Why you don’t necessarily need a new job to get unstuck.
A few years ago, a Gallup poll determined that 70 percent of us are dissatisfied with our jobs.
One big reason for that? We feel stuck. But let’s face it: Getting a new job is a ton of work, and most of us would rather love the job we have.
Here’s the happy truth: Just because you feel stuck doesn’t mean you have to change jobs. Explore these three concepts to help you decide whether to leap in another direction or to make your current job your dream job.
Explore What Attracted You in the First Place
It may have been the industry, the location, the money, or the title. But there may be something else at play: Your purpose.
Whether or not you’ve considered it, everyone has a purpose. But often when we try to identify our own purpose, the concept can be too abstract or monumental to wrap our arms around. Here’s how to get past that feeling of overwhelm:
- Jot down the jobs (including volunteer ones) that were satisfying or meaningful to you.
- Write a sentence about why each was meaningful, such as, “I like helping people thrive.”
- Notice how similar your whys are. Do you see a pattern? That’s your purpose!
Once you remember why you are doing what you do and how it fits into your life pattern thus far, it will be easier to focus on how you fulfill your why, every day.
Explore Your Strengths
One of the things that makes us feel stuck in our career is losing touch with our true talents. That’s because most of us are blind to our own gifts. When we are doing something that plays to our strengths, it feels easy because, for us, it is! But because it feels easy, we may think it’s no big deal.
My friend Martha can walk into any gathering and help people make valuable connections. She knows who is who and how they can help each other. Not only is she good at it, but she is also energized by it. When I shared my observation, she said, “Oh, that’s nothing.”
That talent is one of the hardest and most useful skills a business woman could have, and she was dismissing it because it came so easily to her.
Let’s find your hidden talents.
- Make a list of those things you are good at that may come so easily to you that you don’t even know what they are: analyzing data, bringing people together, managing a project, and so on. Don’t be modest! You may have a lot on your list.
- Now mark the ones that are energizing and fun for you. That’s where your talent lies.
- Once you know your talents and what energizes you, ask yourself: “In my current job, what percentage of my time am I doing what I love?” Your goal isn’t necessarily 100 percent, but it should be well over 50 percent.
Every career has parts we just have to deal with, but to enjoy going to work, we need to spend the majority of our time doing what energizes us.
A professional musician confessed to me that he spent 90 percent of his time doing things he hated – riding the tour bus and sitting in motel rooms waiting to perform. But, oh, that 10 percent! It was so good. Through our work together, he realized that he was ready to leave the road so he could spend a higher percentage of his time writing and making music.
Explore Your Options
Now we can dive into what options are available for you. Ask yourself these questions:

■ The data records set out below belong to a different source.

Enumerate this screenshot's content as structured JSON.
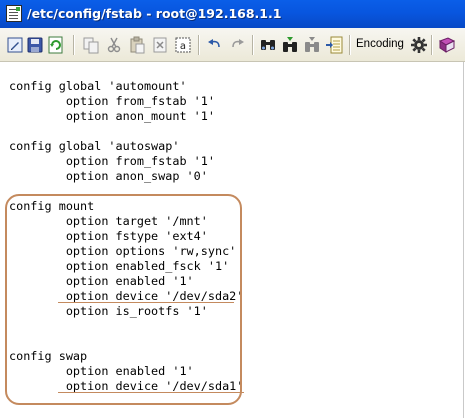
{
  "window": {
    "title": "/etc/config/fstab - root@192.168.1.1"
  },
  "toolbar": {
    "items": [
      {
        "icon": "edit-icon",
        "label": "Edit"
      },
      {
        "icon": "save-icon",
        "label": "Save"
      },
      {
        "icon": "refresh-icon",
        "label": "Refresh"
      },
      {
        "icon": "copy-icon",
        "label": "Copy"
      },
      {
        "icon": "cut-icon",
        "label": "Cut"
      },
      {
        "icon": "paste-icon",
        "label": "Paste"
      },
      {
        "icon": "delete-icon",
        "label": "Delete"
      },
      {
        "icon": "select-all-icon",
        "label": "Select all"
      },
      {
        "icon": "undo-icon",
        "label": "Undo"
      },
      {
        "icon": "redo-icon",
        "label": "Redo"
      },
      {
        "icon": "find-icon",
        "label": "Find"
      },
      {
        "icon": "find-next-icon",
        "label": "Find next"
      },
      {
        "icon": "replace-icon",
        "label": "Replace"
      },
      {
        "icon": "goto-line-icon",
        "label": "Go to line"
      },
      {
        "icon": "settings-icon",
        "label": "Settings"
      },
      {
        "icon": "help-icon",
        "label": "Help"
      }
    ],
    "encoding_label": "Encoding"
  },
  "editor": {
    "lines": [
      "",
      "config global 'automount'",
      "        option from_fstab '1'",
      "        option anon_mount '1'",
      "",
      "config global 'autoswap'",
      "        option from_fstab '1'",
      "        option anon_swap '0'",
      "",
      "config mount",
      "        option target '/mnt'",
      "        option fstype 'ext4'",
      "        option options 'rw,sync'",
      "        option enabled_fsck '1'",
      "        option enabled '1'",
      "        option device '/dev/sda2'",
      "        option is_rootfs '1'",
      "",
      "",
      "config swap",
      "        option enabled '1'",
      "        option device '/dev/sda1'"
    ]
  },
  "colors": {
    "titlebar": "#0856df",
    "highlight": "#c48a5e"
  }
}
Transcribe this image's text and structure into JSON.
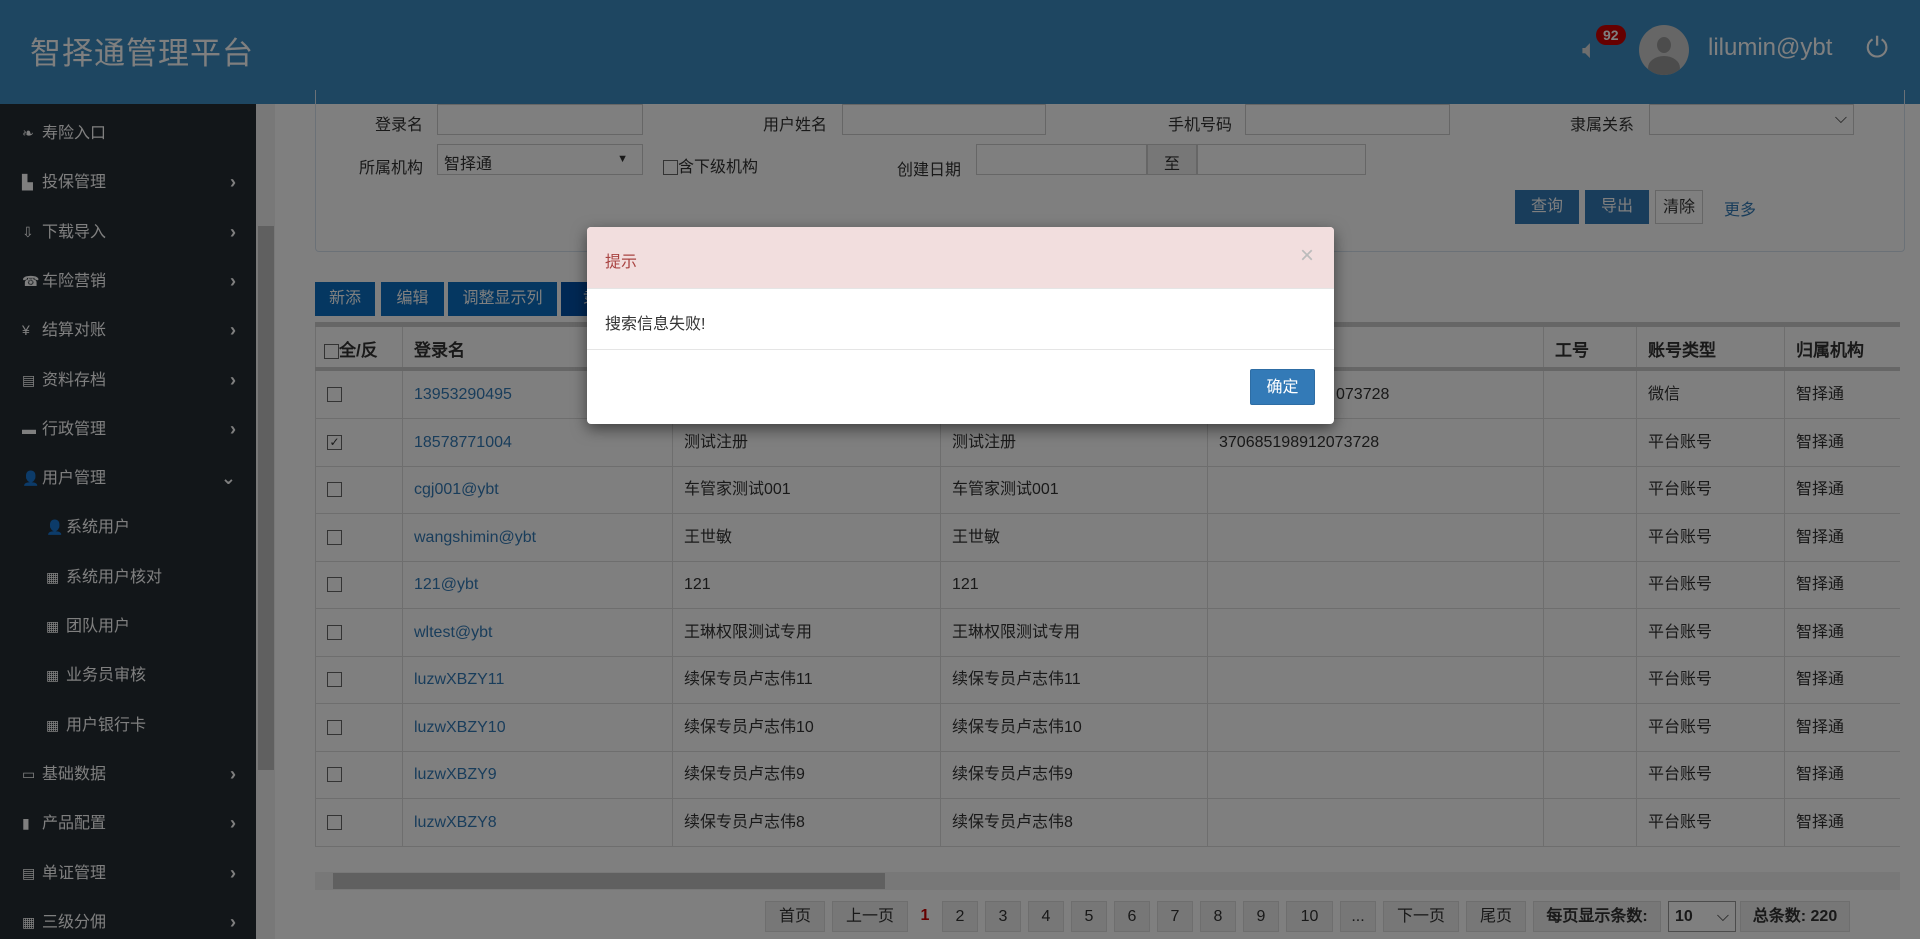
{
  "header": {
    "title": "智择通管理平台",
    "badge": "92",
    "username": "lilumin@ybt"
  },
  "sidebar": {
    "items": [
      {
        "label": "寿险入口",
        "icon": "leaf-icon",
        "glyph": "❧",
        "chevron": ""
      },
      {
        "label": "投保管理",
        "icon": "file-icon",
        "glyph": "▙",
        "chevron": "›"
      },
      {
        "label": "下载导入",
        "icon": "import-icon",
        "glyph": "⇩",
        "chevron": "›"
      },
      {
        "label": "车险营销",
        "icon": "phone-icon",
        "glyph": "☎",
        "chevron": "›"
      },
      {
        "label": "结算对账",
        "icon": "yen-icon",
        "glyph": "¥",
        "chevron": "›"
      },
      {
        "label": "资料存档",
        "icon": "list-icon",
        "glyph": "▤",
        "chevron": "›"
      },
      {
        "label": "行政管理",
        "icon": "folder-icon",
        "glyph": "▬",
        "chevron": "›"
      },
      {
        "label": "用户管理",
        "icon": "user-icon",
        "glyph": "👤",
        "chevron": "⌄"
      },
      {
        "label": "系统用户",
        "icon": "user-icon",
        "glyph": "👤",
        "chevron": "",
        "sub": true
      },
      {
        "label": "系统用户核对",
        "icon": "grid-icon",
        "glyph": "▦",
        "chevron": "",
        "sub": true
      },
      {
        "label": "团队用户",
        "icon": "grid-icon",
        "glyph": "▦",
        "chevron": "",
        "sub": true
      },
      {
        "label": "业务员审核",
        "icon": "grid-icon",
        "glyph": "▦",
        "chevron": "",
        "sub": true
      },
      {
        "label": "用户银行卡",
        "icon": "grid-icon",
        "glyph": "▦",
        "chevron": "",
        "sub": true
      },
      {
        "label": "基础数据",
        "icon": "hdd-icon",
        "glyph": "▭",
        "chevron": "›"
      },
      {
        "label": "产品配置",
        "icon": "book-icon",
        "glyph": "▮",
        "chevron": "›"
      },
      {
        "label": "单证管理",
        "icon": "list-icon",
        "glyph": "▤",
        "chevron": "›"
      },
      {
        "label": "三级分佣",
        "icon": "grid-icon",
        "glyph": "▦",
        "chevron": "›"
      }
    ]
  },
  "search": {
    "login_label": "登录名",
    "name_label": "用户姓名",
    "phone_label": "手机号码",
    "relation_label": "隶属关系",
    "org_label": "所属机构",
    "org_value": "智择通",
    "sub_org_label": "含下级机构",
    "date_label": "创建日期",
    "date_sep": "至",
    "query": "查询",
    "export": "导出",
    "clear": "清除",
    "more": "更多"
  },
  "toolbar": {
    "add": "新添",
    "edit": "编辑",
    "columns": "调整显示列",
    "fourth": "隶"
  },
  "table": {
    "headers": [
      "全/反",
      "登录名",
      "",
      "",
      "",
      "工号",
      "账号类型",
      "归属机构"
    ],
    "rows": [
      {
        "checked": false,
        "cells": [
          "13953290495",
          "",
          "",
          "073728",
          "",
          "微信",
          "智择通"
        ]
      },
      {
        "checked": true,
        "cells": [
          "18578771004",
          "测试注册",
          "测试注册",
          "370685198912073728",
          "",
          "平台账号",
          "智择通"
        ]
      },
      {
        "checked": false,
        "cells": [
          "cgj001@ybt",
          "车管家测试001",
          "车管家测试001",
          "",
          "",
          "平台账号",
          "智择通"
        ]
      },
      {
        "checked": false,
        "cells": [
          "wangshimin@ybt",
          "王世敏",
          "王世敏",
          "",
          "",
          "平台账号",
          "智择通"
        ]
      },
      {
        "checked": false,
        "cells": [
          "121@ybt",
          "121",
          "121",
          "",
          "",
          "平台账号",
          "智择通"
        ]
      },
      {
        "checked": false,
        "cells": [
          "wltest@ybt",
          "王琳权限测试专用",
          "王琳权限测试专用",
          "",
          "",
          "平台账号",
          "智择通"
        ]
      },
      {
        "checked": false,
        "cells": [
          "luzwXBZY11",
          "续保专员卢志伟11",
          "续保专员卢志伟11",
          "",
          "",
          "平台账号",
          "智择通"
        ]
      },
      {
        "checked": false,
        "cells": [
          "luzwXBZY10",
          "续保专员卢志伟10",
          "续保专员卢志伟10",
          "",
          "",
          "平台账号",
          "智择通"
        ]
      },
      {
        "checked": false,
        "cells": [
          "luzwXBZY9",
          "续保专员卢志伟9",
          "续保专员卢志伟9",
          "",
          "",
          "平台账号",
          "智择通"
        ]
      },
      {
        "checked": false,
        "cells": [
          "luzwXBZY8",
          "续保专员卢志伟8",
          "续保专员卢志伟8",
          "",
          "",
          "平台账号",
          "智择通"
        ]
      }
    ]
  },
  "pagination": {
    "first": "首页",
    "prev": "上一页",
    "current": "1",
    "pages": [
      "2",
      "3",
      "4",
      "5",
      "6",
      "7",
      "8",
      "9",
      "10",
      "..."
    ],
    "next": "下一页",
    "last": "尾页",
    "page_size_label": "每页显示条数:",
    "page_size": "10",
    "total": "总条数: 220"
  },
  "modal": {
    "title": "提示",
    "message": "搜索信息失败!",
    "ok": "确定"
  },
  "colors": {
    "header": "#3d8dc2",
    "sidebar": "#242c33",
    "primary": "#337ab7",
    "alert_bg": "#f2dede",
    "alert_text": "#a94442"
  }
}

- How does what you or your organization do express your purpose? Even if your organization’s purpose doesn’t seem aligned with yours, what about your role?

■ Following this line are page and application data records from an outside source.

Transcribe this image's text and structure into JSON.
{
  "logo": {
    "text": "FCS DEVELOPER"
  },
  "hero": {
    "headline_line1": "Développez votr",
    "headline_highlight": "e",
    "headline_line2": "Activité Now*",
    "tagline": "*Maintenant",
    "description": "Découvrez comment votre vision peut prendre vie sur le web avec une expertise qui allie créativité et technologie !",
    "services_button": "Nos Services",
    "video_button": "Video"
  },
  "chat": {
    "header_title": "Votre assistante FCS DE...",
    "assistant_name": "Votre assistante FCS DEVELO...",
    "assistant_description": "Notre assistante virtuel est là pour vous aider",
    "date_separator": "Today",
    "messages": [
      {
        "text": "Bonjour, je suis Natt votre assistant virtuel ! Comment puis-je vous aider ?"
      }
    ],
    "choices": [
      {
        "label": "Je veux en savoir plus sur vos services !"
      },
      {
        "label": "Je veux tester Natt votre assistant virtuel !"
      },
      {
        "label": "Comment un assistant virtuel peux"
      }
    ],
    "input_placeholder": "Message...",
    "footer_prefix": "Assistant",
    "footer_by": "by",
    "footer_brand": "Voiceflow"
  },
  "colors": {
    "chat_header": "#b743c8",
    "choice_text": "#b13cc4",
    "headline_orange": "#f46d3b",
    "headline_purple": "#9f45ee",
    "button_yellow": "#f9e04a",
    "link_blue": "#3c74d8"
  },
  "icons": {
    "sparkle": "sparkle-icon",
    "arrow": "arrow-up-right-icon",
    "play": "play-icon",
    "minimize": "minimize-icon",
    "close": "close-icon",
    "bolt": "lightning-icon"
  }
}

- If something fits into your why, but isn’t energizing to you, can a process be restructured? Are there people who love doing what you hate? That’s sometimes hard for us to imagine, but find out if it’s true for your organization.

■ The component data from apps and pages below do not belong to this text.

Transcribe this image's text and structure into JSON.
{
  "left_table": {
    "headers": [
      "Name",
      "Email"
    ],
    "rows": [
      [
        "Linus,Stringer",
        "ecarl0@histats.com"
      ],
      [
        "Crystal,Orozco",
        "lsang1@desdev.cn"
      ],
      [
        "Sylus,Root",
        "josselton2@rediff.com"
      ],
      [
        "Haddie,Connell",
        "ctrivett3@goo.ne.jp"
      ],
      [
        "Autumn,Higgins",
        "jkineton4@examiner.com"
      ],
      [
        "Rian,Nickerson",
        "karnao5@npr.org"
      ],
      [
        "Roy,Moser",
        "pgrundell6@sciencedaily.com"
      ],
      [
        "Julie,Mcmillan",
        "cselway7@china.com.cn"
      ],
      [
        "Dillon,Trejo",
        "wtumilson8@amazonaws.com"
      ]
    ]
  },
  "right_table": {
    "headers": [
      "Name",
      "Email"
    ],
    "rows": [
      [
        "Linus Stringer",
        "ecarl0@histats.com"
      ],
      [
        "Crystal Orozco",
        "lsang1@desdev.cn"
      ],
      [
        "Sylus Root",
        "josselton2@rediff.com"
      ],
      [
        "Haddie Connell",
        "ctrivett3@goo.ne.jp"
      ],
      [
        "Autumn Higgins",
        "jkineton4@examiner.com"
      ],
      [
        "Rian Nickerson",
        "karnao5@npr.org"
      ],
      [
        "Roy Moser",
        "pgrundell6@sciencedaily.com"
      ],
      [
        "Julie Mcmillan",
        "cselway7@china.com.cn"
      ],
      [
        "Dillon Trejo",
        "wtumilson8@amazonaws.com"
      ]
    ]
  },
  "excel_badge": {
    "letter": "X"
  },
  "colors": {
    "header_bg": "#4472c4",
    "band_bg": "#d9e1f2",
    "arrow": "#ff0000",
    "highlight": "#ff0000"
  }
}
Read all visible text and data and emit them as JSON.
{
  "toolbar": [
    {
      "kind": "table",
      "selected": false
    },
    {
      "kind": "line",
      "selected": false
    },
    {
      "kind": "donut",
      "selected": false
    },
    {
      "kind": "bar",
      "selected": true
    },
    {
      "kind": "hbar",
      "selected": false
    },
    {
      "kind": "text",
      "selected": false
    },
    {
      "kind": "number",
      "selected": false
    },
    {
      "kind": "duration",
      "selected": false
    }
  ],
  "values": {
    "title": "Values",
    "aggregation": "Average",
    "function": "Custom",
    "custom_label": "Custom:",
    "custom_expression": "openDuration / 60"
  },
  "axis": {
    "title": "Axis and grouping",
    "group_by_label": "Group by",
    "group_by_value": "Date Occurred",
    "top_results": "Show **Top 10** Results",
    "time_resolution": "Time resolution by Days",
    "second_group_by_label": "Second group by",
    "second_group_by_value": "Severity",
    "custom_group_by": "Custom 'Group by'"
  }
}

- Have conversations with others in your organization and ask for collaboration. That way, everyone can increase her engagement and satisfaction. Identify opportunities for delegation, job-swapping, and automation. This can yield amazing results and increased productivity for everyone
Bottom line? You have choices. We can choose to be happy by re-framing what we do. It’s like the story of the three masons. When asked what they did, one said he was laying brick, the second said he was building a wall, and third said he was building a cathedral. Which one might have loved his job more?
You deserve to get unstuck and love what you do.